Games, puzzles, Legos, toy cars, action figures. What do they all have in common? If you said creativity, imagination, and smiling. I say, YES! But no, not in this situation. I am thinking of the storage and cleanup.
Home is our sanctuary. Our place to live, laugh, love, and play. With most of us home all day every day working hard not to lose patience while doing ALL THE THINGS, such as school lessons, creative activities, working from home on top of that all your typical day to day chores and activities. I want to share a few helpful game/ puzzle storage options to help with consolidating your space. I know in our home, and even though our kids are older, we have added new puzzles and games to our already extensive collection in the past several months.
Three things to consider if you are ready to revise your game/puzzles/Legos and more.
1. Do you want to store the items in one location, or would it serve the family better to have a few in a couple of places? For example, the family/adult board games are in the family room, but the games for elementary age kids are in the playroom?
2. What are you ready to pass along? Items that your kids/family have outgrown or haven’t played in several years is a great way to start.
3. Are the items in a location that works for the family members that are using it? For example, how will a 4-year-old get to their puzzles if they are stored on the top shelf of a closet?
There are two storage solutions that I want to share.
1. Vertical storage- turn items that are in a box on its side, with them all facing the same direction. It will look like the spines of books. I love it. You can put them by size or in alphabetical order. Find what works for you. Are you wondering if the boxes will fall open? Only when the corners are damaged. If so, add a broad rubber band around the box. There will be no more boxes slipping and sliding when you reach for the game you want. YES!

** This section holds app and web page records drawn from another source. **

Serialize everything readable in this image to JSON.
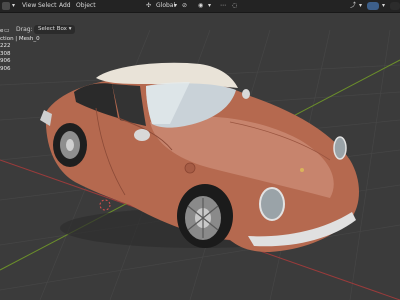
{
  "menu": {
    "view": "View",
    "select": "Select",
    "add": "Add",
    "object": "Object"
  },
  "toolbar": {
    "drag_label": "Drag:",
    "select_mode": "Select Box",
    "orientation": "Global"
  },
  "stats": {
    "line1": "e",
    "line2": "ction | Mesh_0",
    "line3": "222",
    "line4": "308",
    "line5": "906",
    "line6": "906"
  },
  "colors": {
    "viewport_bg": "#3b3b3b",
    "header_bg": "#232323",
    "car_body": "#b5694f",
    "x_axis": "#9a3b3b",
    "y_axis": "#6b8f2a"
  }
}
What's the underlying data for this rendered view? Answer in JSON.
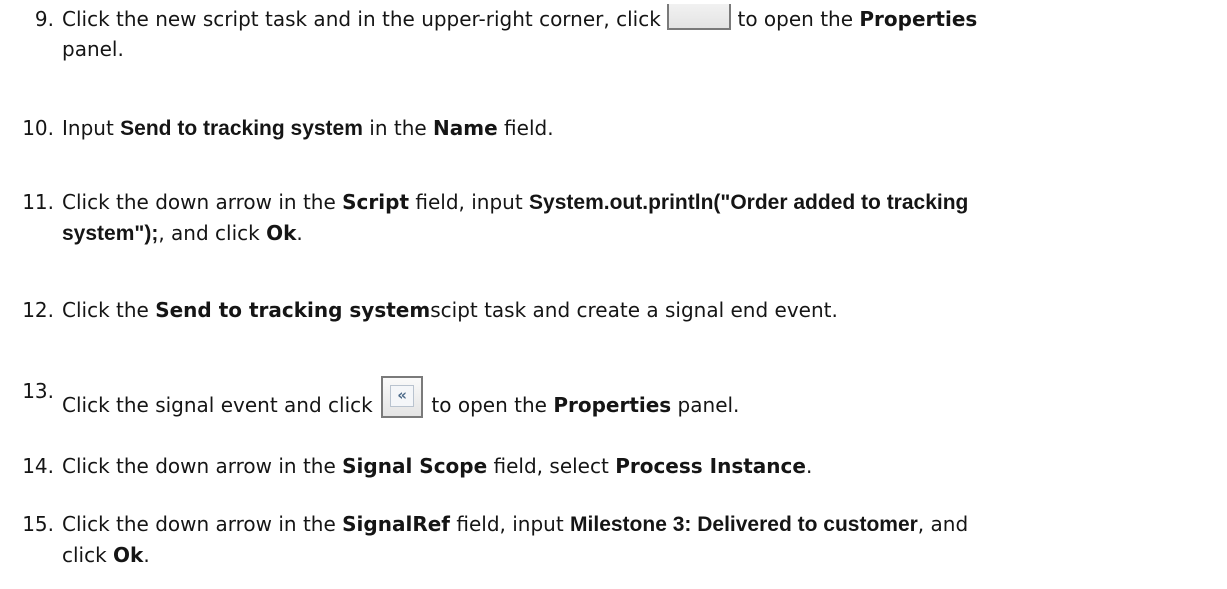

2. Zipper pouch bags – The new system in our house and I love it—the game-changer, the space saver, the what in the world really system. Get rid of the boxes! Yes, I said it, get rid of the boxes. These pouches come in a variety of sizes. It allows you to eliminate the box. It takes up less space, and cleans up is quick and easy—less space when storing it on a shelf, in a basket, or a drawer. We keep ours in baskets—puzzles in one and games in the others.
These options work for games, puzzles, and a variety of other toys and crafts. But if you are looking for a more traditional storage solution, baskets are a great organizing tool for kids loose toys like action figures, Legos, and toy cars. Clear plastic containment with lids will let you stack them on shelves. An essential step is adding labels to aid in cleanup and getting items returned to its designated location. If you have little ones in your home, photo labels work great. Take a picture of the items in the tub/ basket and print the picture to add to the front of the container or consider both the picture and word. Bonus, your children will associate the word with the picture. Boom, early reading skills in the process.
“Clean up, Clean up everybody everywhere. Clean up. Clean up. Don’t forget your underwear.” I know that is not the right words, but that’s what our boys would say. So, it caught on and still rings true today. Nobody wants to find underwear lying around.
Something I often get asked when working in a home with kids is, “how do you get kids to clean up when playtime is over.” It must become part of their/ your routine. Another saying in our home was, “part of playing is cleaning up!” Yes, with crafting, creating, cooking, and so much more. So, that maybe something you need to make part of your routine as well. I don’t want to be too preachy, but your kids are watching, always watching. They will mimic what you do, so if you are not taking that extra time to clean up and tidy, they will not see the value in the cleanup process.
Organizing and smiling,